▶ _Source material_:
------------------------------
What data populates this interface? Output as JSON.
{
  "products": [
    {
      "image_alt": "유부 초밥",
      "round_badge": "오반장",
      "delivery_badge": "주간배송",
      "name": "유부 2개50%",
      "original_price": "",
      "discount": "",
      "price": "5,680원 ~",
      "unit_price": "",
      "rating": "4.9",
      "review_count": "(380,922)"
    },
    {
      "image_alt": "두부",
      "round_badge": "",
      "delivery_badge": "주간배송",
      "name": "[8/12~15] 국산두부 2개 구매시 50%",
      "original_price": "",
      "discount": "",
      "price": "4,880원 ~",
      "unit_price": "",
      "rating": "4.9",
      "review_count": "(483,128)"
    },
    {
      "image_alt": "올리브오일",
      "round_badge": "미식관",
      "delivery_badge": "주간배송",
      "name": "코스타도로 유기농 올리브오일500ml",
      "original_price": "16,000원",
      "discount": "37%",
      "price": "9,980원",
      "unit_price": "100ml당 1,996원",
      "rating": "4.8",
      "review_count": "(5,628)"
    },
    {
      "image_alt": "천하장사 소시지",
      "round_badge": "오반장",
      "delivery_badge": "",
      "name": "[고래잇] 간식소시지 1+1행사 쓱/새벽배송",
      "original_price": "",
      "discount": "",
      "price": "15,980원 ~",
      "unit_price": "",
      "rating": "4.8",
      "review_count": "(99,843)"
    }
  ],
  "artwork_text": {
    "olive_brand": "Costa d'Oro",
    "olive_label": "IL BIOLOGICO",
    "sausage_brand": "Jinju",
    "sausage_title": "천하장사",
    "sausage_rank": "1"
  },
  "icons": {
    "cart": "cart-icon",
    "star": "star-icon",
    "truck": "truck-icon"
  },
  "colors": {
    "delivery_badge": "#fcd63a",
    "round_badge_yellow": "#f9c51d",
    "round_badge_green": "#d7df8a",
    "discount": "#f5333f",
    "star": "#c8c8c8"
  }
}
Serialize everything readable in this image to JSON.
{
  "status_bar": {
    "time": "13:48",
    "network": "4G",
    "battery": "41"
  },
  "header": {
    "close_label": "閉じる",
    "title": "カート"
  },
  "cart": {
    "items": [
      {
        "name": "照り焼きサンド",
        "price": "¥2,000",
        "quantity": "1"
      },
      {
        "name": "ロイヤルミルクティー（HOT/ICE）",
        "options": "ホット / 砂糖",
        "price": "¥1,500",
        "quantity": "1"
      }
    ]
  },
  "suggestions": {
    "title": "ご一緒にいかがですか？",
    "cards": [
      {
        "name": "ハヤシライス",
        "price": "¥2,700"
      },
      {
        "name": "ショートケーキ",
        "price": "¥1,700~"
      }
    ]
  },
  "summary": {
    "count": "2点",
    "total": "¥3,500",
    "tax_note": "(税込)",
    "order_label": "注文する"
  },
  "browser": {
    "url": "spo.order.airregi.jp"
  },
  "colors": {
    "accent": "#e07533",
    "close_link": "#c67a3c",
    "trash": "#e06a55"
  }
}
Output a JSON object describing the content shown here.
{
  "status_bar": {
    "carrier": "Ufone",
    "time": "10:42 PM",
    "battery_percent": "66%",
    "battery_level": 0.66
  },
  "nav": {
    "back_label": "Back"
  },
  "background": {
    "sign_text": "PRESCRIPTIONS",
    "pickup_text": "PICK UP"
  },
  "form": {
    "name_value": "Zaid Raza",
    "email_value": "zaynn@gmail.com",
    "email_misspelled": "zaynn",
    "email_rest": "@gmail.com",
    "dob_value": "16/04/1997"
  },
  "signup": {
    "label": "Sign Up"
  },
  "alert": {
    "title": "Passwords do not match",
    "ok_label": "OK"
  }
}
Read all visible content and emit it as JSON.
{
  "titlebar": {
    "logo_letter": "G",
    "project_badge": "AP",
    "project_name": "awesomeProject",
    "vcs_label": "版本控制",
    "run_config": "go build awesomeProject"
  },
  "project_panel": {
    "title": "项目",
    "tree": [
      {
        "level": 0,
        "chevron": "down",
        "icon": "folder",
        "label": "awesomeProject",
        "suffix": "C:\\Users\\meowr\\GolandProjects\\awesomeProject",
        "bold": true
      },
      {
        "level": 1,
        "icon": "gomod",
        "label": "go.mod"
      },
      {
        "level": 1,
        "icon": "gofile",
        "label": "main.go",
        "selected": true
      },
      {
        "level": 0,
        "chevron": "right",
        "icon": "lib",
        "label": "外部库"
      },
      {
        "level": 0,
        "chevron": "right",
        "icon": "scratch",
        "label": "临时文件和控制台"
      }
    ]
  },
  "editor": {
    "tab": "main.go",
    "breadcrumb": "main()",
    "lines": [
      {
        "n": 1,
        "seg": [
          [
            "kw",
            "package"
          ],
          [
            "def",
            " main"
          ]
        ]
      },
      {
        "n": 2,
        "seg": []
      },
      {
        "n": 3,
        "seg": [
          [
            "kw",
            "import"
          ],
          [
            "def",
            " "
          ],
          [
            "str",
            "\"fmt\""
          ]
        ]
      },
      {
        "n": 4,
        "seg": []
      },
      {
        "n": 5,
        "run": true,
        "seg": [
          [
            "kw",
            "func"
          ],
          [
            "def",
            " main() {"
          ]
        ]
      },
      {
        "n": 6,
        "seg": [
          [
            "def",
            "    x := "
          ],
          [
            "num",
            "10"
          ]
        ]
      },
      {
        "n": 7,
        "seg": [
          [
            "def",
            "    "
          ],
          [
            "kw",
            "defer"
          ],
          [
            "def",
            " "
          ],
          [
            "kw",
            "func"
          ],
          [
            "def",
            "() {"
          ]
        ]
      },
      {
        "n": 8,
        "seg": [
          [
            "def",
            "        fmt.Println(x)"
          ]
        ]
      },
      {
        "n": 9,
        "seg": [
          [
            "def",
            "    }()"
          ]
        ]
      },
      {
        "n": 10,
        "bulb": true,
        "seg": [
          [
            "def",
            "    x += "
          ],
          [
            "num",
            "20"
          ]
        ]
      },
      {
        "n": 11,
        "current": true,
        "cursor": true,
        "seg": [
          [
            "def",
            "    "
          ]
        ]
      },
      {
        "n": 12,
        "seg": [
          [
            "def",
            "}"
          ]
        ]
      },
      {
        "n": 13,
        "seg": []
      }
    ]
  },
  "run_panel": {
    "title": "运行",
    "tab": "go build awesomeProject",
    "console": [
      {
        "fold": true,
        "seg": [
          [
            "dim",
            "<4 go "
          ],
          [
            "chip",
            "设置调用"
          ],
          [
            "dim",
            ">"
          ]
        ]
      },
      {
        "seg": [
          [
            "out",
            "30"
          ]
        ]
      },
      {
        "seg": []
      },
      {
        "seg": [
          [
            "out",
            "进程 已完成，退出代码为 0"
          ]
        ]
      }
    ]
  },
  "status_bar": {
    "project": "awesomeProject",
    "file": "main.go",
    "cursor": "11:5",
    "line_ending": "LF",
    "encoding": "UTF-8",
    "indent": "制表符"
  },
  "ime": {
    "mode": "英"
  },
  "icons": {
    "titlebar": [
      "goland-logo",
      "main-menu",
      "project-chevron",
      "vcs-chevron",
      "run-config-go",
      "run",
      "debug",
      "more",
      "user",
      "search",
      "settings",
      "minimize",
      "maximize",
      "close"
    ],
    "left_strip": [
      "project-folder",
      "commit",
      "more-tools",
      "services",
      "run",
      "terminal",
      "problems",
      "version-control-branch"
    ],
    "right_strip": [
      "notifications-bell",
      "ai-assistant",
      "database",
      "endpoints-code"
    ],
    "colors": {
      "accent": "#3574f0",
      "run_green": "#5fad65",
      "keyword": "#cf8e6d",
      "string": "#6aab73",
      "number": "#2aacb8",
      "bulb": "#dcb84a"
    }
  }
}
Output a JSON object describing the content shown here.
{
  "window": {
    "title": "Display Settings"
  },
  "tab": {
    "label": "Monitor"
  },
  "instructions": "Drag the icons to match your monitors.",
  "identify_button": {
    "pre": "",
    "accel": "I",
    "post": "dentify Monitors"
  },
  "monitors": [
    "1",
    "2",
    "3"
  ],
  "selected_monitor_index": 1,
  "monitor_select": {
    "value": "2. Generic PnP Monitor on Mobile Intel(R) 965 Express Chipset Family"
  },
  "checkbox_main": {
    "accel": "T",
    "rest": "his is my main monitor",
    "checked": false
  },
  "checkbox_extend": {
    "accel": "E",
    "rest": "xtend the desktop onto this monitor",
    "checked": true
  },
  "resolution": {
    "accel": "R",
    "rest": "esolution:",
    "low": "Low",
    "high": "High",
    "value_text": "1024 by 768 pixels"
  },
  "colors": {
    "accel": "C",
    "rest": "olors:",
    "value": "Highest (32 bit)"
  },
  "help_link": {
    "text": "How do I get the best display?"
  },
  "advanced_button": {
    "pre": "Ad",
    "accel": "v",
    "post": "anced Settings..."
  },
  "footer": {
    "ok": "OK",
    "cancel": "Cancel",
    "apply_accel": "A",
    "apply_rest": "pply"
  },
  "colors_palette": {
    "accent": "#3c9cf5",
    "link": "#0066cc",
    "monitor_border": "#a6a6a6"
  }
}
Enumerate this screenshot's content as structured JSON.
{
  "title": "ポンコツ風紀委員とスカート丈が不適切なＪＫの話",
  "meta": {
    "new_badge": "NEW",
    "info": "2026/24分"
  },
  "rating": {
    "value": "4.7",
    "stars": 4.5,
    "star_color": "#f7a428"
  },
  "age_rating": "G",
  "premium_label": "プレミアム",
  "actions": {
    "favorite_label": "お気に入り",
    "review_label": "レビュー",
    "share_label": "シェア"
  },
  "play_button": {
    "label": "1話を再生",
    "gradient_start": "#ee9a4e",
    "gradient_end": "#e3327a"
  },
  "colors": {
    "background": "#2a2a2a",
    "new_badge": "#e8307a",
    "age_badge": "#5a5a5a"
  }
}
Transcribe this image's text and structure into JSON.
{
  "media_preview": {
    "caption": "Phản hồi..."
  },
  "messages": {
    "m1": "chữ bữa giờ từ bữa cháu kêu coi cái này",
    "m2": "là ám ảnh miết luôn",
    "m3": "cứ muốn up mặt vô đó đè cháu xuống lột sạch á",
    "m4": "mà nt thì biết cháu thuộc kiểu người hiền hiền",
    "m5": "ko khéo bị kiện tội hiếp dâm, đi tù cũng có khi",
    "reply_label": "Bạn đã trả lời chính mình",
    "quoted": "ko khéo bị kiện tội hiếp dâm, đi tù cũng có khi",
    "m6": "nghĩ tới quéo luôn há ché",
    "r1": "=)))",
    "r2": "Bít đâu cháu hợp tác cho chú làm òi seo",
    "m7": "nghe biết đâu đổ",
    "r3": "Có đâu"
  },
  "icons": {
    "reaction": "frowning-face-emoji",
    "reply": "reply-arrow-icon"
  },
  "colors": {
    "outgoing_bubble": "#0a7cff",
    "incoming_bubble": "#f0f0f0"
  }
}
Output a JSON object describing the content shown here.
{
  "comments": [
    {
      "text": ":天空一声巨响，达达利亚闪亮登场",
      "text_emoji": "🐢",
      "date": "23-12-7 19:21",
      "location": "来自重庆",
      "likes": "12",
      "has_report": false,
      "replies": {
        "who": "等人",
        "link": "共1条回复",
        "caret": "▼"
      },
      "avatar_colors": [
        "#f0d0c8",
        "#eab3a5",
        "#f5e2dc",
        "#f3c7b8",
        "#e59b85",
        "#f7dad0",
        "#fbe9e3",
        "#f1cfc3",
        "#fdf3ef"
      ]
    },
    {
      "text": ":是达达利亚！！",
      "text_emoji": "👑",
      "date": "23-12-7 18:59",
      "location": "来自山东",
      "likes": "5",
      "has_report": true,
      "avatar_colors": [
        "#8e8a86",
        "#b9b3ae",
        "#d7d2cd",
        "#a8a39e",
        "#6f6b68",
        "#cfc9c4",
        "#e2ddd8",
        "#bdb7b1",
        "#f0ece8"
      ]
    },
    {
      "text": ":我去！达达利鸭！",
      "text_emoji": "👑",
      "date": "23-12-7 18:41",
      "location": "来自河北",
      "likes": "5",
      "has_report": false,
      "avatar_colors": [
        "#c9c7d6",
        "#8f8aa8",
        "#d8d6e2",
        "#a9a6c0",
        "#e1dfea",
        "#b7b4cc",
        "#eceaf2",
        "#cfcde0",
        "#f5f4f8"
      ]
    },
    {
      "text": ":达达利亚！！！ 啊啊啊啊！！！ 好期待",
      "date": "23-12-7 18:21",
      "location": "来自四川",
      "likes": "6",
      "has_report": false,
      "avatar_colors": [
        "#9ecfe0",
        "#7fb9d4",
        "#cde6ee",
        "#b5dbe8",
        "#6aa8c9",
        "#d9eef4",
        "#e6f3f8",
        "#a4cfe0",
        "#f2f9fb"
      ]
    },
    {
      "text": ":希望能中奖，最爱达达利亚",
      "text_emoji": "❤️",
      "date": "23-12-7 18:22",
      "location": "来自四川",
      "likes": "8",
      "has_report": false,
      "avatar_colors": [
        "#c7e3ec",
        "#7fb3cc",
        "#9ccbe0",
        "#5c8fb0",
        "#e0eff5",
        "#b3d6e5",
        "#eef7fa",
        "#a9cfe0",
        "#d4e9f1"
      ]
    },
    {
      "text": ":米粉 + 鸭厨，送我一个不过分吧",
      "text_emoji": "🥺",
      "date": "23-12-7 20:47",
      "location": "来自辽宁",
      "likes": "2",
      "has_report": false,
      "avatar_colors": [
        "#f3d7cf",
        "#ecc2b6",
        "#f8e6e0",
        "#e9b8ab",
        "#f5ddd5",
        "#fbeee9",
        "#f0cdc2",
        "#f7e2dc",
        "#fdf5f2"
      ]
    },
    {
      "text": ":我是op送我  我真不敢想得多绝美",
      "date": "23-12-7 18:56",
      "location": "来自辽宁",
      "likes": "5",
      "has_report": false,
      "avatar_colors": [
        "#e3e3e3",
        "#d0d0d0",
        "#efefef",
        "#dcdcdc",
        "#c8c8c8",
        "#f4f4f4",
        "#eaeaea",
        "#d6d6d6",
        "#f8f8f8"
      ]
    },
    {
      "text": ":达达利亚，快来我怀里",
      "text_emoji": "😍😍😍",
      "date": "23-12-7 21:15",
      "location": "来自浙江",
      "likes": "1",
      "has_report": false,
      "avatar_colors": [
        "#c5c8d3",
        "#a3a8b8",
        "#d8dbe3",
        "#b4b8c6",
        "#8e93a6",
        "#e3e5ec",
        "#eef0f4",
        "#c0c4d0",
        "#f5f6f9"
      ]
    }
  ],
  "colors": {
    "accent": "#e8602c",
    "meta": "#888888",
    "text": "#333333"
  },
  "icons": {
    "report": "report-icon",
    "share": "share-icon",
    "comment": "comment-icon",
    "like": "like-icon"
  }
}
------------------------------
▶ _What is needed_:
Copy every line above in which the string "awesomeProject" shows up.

▶ _Task solution_:
    "project_name": "awesomeProject",
    "run_config": "go build awesomeProject"
        "label": "awesomeProject",
        "suffix": "C:\\Users\\meowr\\GolandProjects\\awesomeProject",
    "tab": "go build awesomeProject",
    "project": "awesomeProject",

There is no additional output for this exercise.